=== Assigned task ===
Going through the listing below, work out how many lines include "camera" and give that number by itself.

Stored data Block Start

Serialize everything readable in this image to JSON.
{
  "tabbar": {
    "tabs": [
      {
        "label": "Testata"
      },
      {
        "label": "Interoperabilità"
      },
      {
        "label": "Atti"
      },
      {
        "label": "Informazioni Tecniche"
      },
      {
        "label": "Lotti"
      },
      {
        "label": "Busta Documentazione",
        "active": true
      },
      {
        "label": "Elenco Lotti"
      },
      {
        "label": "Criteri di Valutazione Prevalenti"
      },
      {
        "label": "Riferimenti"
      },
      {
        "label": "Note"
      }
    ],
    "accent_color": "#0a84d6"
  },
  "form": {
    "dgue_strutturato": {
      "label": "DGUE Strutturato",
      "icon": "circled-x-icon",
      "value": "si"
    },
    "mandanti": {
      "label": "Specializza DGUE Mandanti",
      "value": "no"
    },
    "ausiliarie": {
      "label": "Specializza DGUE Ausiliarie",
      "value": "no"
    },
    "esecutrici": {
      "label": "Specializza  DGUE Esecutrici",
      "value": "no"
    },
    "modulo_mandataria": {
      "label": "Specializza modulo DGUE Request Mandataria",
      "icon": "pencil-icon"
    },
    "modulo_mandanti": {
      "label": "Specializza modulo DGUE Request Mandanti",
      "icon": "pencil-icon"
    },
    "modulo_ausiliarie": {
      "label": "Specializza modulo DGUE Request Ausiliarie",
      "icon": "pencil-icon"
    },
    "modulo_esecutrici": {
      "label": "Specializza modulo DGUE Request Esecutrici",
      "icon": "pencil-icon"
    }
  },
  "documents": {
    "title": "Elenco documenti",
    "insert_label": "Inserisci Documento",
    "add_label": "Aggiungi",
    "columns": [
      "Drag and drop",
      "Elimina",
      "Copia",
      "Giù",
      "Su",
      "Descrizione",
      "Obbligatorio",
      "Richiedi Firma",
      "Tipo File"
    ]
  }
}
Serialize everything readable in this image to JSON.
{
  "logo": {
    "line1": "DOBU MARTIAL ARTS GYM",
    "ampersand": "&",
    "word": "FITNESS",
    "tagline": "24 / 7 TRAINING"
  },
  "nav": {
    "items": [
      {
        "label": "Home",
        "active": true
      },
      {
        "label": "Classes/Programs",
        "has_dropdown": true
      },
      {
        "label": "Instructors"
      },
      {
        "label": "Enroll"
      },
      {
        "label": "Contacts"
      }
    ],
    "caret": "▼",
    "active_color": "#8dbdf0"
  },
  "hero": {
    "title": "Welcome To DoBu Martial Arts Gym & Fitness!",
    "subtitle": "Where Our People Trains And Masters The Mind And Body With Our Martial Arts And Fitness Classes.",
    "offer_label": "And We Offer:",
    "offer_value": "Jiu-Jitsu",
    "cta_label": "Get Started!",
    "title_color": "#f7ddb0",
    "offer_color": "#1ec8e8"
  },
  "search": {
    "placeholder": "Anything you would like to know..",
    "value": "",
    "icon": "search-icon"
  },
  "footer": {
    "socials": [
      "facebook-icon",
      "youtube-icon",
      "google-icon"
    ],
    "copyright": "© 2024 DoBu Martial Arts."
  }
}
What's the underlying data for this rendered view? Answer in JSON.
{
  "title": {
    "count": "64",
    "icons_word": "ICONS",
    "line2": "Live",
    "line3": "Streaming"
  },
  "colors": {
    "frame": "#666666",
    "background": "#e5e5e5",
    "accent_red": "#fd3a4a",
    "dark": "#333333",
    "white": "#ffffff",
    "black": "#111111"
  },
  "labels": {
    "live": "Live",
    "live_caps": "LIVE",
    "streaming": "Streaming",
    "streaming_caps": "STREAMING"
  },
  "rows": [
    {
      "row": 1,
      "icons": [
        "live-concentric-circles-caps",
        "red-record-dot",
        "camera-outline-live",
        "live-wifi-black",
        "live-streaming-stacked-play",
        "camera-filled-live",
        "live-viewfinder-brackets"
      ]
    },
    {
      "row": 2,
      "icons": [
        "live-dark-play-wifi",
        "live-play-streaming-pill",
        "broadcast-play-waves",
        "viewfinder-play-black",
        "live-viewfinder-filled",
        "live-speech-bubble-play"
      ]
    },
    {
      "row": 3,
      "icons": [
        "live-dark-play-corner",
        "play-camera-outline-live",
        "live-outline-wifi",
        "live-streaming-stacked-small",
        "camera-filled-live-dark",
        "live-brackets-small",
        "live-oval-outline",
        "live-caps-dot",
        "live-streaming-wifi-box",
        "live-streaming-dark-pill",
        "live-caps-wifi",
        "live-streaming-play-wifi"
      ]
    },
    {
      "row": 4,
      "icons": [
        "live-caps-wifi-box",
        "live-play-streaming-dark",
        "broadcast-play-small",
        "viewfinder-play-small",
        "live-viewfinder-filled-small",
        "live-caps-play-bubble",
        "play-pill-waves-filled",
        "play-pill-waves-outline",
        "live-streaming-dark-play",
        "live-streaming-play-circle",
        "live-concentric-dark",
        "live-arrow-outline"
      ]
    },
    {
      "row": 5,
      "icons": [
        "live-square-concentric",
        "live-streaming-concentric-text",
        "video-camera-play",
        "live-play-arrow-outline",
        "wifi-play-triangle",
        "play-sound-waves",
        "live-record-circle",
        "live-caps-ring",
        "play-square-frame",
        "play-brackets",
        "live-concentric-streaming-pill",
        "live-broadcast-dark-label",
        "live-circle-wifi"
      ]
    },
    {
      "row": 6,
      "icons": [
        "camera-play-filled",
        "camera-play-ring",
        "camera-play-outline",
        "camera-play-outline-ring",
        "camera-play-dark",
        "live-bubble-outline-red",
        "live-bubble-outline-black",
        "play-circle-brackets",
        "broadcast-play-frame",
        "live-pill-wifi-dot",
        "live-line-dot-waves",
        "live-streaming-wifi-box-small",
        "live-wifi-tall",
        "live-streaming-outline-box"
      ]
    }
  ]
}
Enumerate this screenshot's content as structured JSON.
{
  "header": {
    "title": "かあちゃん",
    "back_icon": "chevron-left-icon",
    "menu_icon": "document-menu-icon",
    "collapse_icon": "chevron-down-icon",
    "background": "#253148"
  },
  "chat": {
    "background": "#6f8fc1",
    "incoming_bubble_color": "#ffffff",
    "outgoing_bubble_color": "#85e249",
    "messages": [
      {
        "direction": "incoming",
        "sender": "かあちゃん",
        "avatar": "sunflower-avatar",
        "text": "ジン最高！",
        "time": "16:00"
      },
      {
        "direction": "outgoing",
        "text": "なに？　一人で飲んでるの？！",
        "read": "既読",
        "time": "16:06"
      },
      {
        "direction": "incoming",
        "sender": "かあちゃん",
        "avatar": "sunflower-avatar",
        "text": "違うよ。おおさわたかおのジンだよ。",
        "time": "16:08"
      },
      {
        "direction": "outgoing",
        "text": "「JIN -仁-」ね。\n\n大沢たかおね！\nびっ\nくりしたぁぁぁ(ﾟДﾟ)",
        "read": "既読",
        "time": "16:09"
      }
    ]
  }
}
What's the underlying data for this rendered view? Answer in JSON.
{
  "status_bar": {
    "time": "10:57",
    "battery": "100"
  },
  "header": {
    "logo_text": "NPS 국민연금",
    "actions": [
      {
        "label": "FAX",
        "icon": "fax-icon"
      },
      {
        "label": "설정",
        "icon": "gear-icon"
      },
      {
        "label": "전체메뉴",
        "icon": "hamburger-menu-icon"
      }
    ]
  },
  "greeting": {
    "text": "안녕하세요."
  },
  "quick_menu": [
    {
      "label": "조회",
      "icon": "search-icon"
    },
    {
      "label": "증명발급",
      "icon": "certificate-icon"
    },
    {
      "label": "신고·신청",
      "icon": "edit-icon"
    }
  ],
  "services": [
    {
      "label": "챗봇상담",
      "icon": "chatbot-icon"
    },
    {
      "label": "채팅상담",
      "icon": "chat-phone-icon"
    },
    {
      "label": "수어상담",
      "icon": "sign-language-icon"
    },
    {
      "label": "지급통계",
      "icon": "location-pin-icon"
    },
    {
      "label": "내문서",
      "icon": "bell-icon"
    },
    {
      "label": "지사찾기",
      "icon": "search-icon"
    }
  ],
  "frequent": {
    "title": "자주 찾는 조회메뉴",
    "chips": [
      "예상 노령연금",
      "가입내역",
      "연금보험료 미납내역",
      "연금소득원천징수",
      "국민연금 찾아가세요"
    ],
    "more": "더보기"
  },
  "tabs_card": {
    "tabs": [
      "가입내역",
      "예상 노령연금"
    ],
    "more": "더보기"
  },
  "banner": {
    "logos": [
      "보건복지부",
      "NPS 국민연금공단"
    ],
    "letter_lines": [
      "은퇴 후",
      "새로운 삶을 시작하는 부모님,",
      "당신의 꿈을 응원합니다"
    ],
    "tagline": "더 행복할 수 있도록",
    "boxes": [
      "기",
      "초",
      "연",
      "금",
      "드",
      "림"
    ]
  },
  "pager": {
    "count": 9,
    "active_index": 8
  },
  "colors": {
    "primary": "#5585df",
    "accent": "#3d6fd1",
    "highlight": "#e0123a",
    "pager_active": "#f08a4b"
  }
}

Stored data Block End

=== Result of the exercise ===
10